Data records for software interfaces
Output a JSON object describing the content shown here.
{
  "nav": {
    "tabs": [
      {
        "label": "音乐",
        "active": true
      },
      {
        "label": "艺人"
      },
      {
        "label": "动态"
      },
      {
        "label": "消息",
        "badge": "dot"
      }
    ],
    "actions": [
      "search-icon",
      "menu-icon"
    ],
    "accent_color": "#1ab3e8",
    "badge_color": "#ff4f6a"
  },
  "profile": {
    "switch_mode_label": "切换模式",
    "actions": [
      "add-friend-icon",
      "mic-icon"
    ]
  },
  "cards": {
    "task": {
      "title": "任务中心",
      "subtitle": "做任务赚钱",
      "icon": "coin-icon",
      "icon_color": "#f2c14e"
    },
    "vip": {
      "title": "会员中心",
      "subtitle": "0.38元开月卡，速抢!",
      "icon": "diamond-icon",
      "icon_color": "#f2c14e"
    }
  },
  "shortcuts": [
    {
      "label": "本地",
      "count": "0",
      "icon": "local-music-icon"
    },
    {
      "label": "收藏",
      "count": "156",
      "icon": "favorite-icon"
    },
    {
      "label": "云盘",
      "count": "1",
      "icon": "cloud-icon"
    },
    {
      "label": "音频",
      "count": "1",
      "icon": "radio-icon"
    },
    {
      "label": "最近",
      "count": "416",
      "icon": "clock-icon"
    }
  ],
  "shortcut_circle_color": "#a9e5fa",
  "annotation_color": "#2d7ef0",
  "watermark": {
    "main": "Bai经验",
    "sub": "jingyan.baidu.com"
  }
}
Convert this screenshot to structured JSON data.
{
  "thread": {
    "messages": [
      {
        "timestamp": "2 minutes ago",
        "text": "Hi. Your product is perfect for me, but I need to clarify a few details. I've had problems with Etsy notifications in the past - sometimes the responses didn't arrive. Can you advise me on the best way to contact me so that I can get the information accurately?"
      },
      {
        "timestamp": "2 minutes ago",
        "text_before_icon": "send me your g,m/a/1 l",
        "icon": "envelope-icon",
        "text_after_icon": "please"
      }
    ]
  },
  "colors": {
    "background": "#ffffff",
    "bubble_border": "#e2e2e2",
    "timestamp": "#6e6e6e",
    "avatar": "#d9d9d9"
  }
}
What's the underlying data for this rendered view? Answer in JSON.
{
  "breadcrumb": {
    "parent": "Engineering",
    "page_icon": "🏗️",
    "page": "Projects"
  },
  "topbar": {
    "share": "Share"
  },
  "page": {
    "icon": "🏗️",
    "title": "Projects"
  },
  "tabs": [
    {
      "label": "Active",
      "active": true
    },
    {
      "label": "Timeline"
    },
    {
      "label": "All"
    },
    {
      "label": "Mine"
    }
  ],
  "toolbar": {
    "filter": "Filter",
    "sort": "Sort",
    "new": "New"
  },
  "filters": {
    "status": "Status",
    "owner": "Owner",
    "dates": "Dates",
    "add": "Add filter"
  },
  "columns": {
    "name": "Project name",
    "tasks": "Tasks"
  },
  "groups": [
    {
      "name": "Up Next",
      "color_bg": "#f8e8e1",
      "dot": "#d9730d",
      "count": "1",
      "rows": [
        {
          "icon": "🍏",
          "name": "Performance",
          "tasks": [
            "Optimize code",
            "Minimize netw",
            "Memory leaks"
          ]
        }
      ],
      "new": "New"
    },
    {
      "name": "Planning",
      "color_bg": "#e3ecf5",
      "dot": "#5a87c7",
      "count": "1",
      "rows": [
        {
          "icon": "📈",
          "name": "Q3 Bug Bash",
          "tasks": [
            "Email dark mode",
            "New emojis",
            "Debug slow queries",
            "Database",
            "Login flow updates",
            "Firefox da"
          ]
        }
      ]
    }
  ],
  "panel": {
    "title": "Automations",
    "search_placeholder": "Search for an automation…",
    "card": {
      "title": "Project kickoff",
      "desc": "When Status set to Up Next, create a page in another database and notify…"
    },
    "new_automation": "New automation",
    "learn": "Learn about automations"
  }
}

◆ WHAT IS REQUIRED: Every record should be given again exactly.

◆ EXERCISE RESPONSE:
Output a JSON object describing the content shown here.
{
  "nav": {
    "tabs": [
      {
        "label": "音乐",
        "active": true
      },
      {
        "label": "艺人"
      },
      {
        "label": "动态"
      },
      {
        "label": "消息",
        "badge": "dot"
      }
    ],
    "actions": [
      "search-icon",
      "menu-icon"
    ],
    "accent_color": "#1ab3e8",
    "badge_color": "#ff4f6a"
  },
  "profile": {
    "switch_mode_label": "切换模式",
    "actions": [
      "add-friend-icon",
      "mic-icon"
    ]
  },
  "cards": {
    "task": {
      "title": "任务中心",
      "subtitle": "做任务赚钱",
      "icon": "coin-icon",
      "icon_color": "#f2c14e"
    },
    "vip": {
      "title": "会员中心",
      "subtitle": "0.38元开月卡，速抢!",
      "icon": "diamond-icon",
      "icon_color": "#f2c14e"
    }
  },
  "shortcuts": [
    {
      "label": "本地",
      "count": "0",
      "icon": "local-music-icon"
    },
    {
      "label": "收藏",
      "count": "156",
      "icon": "favorite-icon"
    },
    {
      "label": "云盘",
      "count": "1",
      "icon": "cloud-icon"
    },
    {
      "label": "音频",
      "count": "1",
      "icon": "radio-icon"
    },
    {
      "label": "最近",
      "count": "416",
      "icon": "clock-icon"
    }
  ],
  "shortcut_circle_color": "#a9e5fa",
  "annotation_color": "#2d7ef0",
  "watermark": {
    "main": "Bai经验",
    "sub": "jingyan.baidu.com"
  }
}
Convert this screenshot to structured JSON data.
{
  "thread": {
    "messages": [
      {
        "timestamp": "2 minutes ago",
        "text": "Hi. Your product is perfect for me, but I need to clarify a few details. I've had problems with Etsy notifications in the past - sometimes the responses didn't arrive. Can you advise me on the best way to contact me so that I can get the information accurately?"
      },
      {
        "timestamp": "2 minutes ago",
        "text_before_icon": "send me your g,m/a/1 l",
        "icon": "envelope-icon",
        "text_after_icon": "please"
      }
    ]
  },
  "colors": {
    "background": "#ffffff",
    "bubble_border": "#e2e2e2",
    "timestamp": "#6e6e6e",
    "avatar": "#d9d9d9"
  }
}
What's the underlying data for this rendered view? Answer in JSON.
{
  "breadcrumb": {
    "parent": "Engineering",
    "page_icon": "🏗️",
    "page": "Projects"
  },
  "topbar": {
    "share": "Share"
  },
  "page": {
    "icon": "🏗️",
    "title": "Projects"
  },
  "tabs": [
    {
      "label": "Active",
      "active": true
    },
    {
      "label": "Timeline"
    },
    {
      "label": "All"
    },
    {
      "label": "Mine"
    }
  ],
  "toolbar": {
    "filter": "Filter",
    "sort": "Sort",
    "new": "New"
  },
  "filters": {
    "status": "Status",
    "owner": "Owner",
    "dates": "Dates",
    "add": "Add filter"
  },
  "columns": {
    "name": "Project name",
    "tasks": "Tasks"
  },
  "groups": [
    {
      "name": "Up Next",
      "color_bg": "#f8e8e1",
      "dot": "#d9730d",
      "count": "1",
      "rows": [
        {
          "icon": "🍏",
          "name": "Performance",
          "tasks": [
            "Optimize code",
            "Minimize netw",
            "Memory leaks"
          ]
        }
      ],
      "new": "New"
    },
    {
      "name": "Planning",
      "color_bg": "#e3ecf5",
      "dot": "#5a87c7",
      "count": "1",
      "rows": [
        {
          "icon": "📈",
          "name": "Q3 Bug Bash",
          "tasks": [
            "Email dark mode",
            "New emojis",
            "Debug slow queries",
            "Database",
            "Login flow updates",
            "Firefox da"
          ]
        }
      ]
    }
  ],
  "panel": {
    "title": "Automations",
    "search_placeholder": "Search for an automation…",
    "card": {
      "title": "Project kickoff",
      "desc": "When Status set to Up Next, create a page in another database and notify…"
    },
    "new_automation": "New automation",
    "learn": "Learn about automations"
  }
}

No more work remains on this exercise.